As it turns out, Atticus makes a killer coconut cream pie. 

Thanks, Fr. Scott, as always. For everything.

Friday, October 10, 2014

Poetry Friday, Sort Of

If you have the chance 
To see Lemony Snicket
Know that he's worth
The price of the ticket. 
          -- Karen Edmisten 

Confession the First: We didn't actually pay for a ticket. The event was free.

Confession the Second: I have read only the first book, The Bad Beginning, in A Series of Unfortunate Events.

Confession the Third: I would never have gone to see Lemony Snicket (because I had not even finished the first book -- I did that just last night) aka Daniel Handler, nor would I have planned to stand in line for 90 minutes in order to have my newly-purchased copy of a book I've never read signed by the man, if not for the fact that my two older daughters and the son of one of my best friends loved A Series of Unfortunate Events. This combined love, which spans the ages -- from a nine-year-old boy to 18 and 20-year-old young women -- led me to think that a road trip could be a fun thing and would be a good excuse to drink a lot of coffee at night.

Confession the Fourth: I did not have late night coffee. I grabbed a Coke for the drive home because I do not trust McDonald's to have freshly brewed coffee at 9:30 p.m. and, alas, McDonald's was the most convenient stop. I do not, in fact, trust McDonald's for much of anything, but no one can really mess up a Coke too badly, unless they add far too much ice. Which they did.

Confession the Fifth: My favorite part of the night may in fact have had nothing to do with Snickety happenings. I was extremely tired, and our eta home was about 11:15 p.m. My daughters had promised to talk and sing loudly on the drive home so that we'd all stay awake. I requested that they sing "Frozen."

What I really meant was that I wanted them to sing "Let it Go" but I was tired and the request came out, "Sing Frozen." So they did -- as in, they belted out the entire soundtrack* starting with the movie's opener, the Norse chant of the ice workers, and finishing up with the reprise of "For the First Time in Forever."

I think my favorite rendition was when Betsy and Ramona did "Love is an Open Door," complete with the overlapping duet parts.

But back to Lemony Snicket, because, theoretically anyway, he is what this post is about.

Daniel Handler is an utterly delightful presenter and if you get the chance to go to one of his book signings, you most certainly should.

But do plan on something better than McDonald's coffee for the drive home.
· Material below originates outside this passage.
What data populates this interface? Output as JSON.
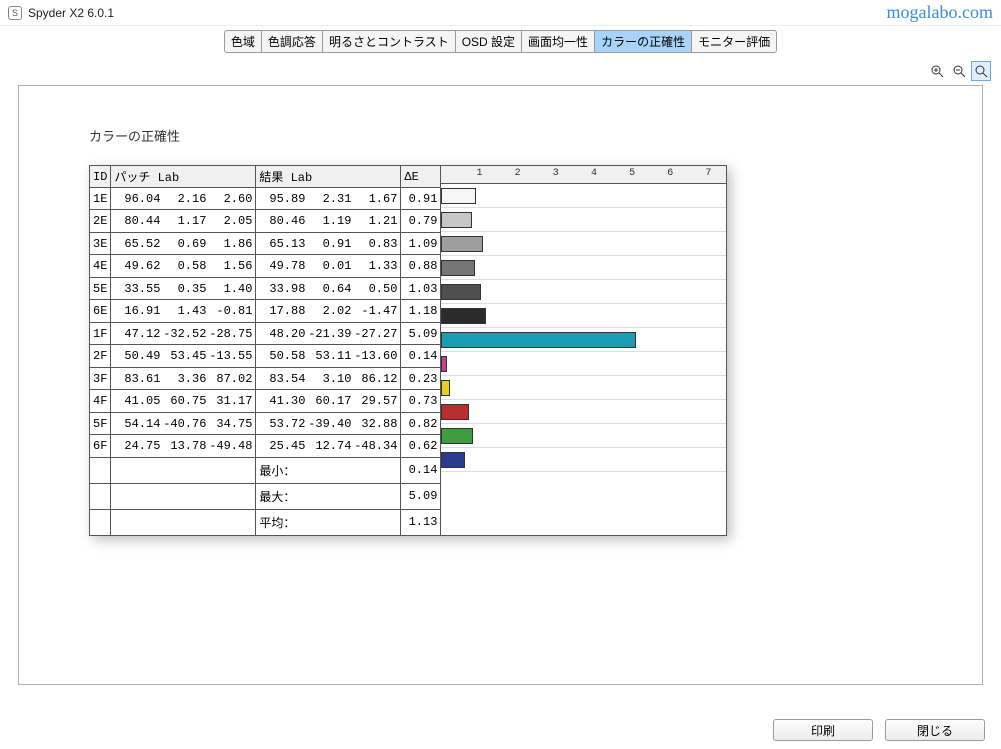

And be sure to take my girls with you to keep you awake.


*Except the trolls' song, which apparently does not make a home in the brain as do all the other songs.


The Poetry Friday round up today is at The Miss Rumphius Effect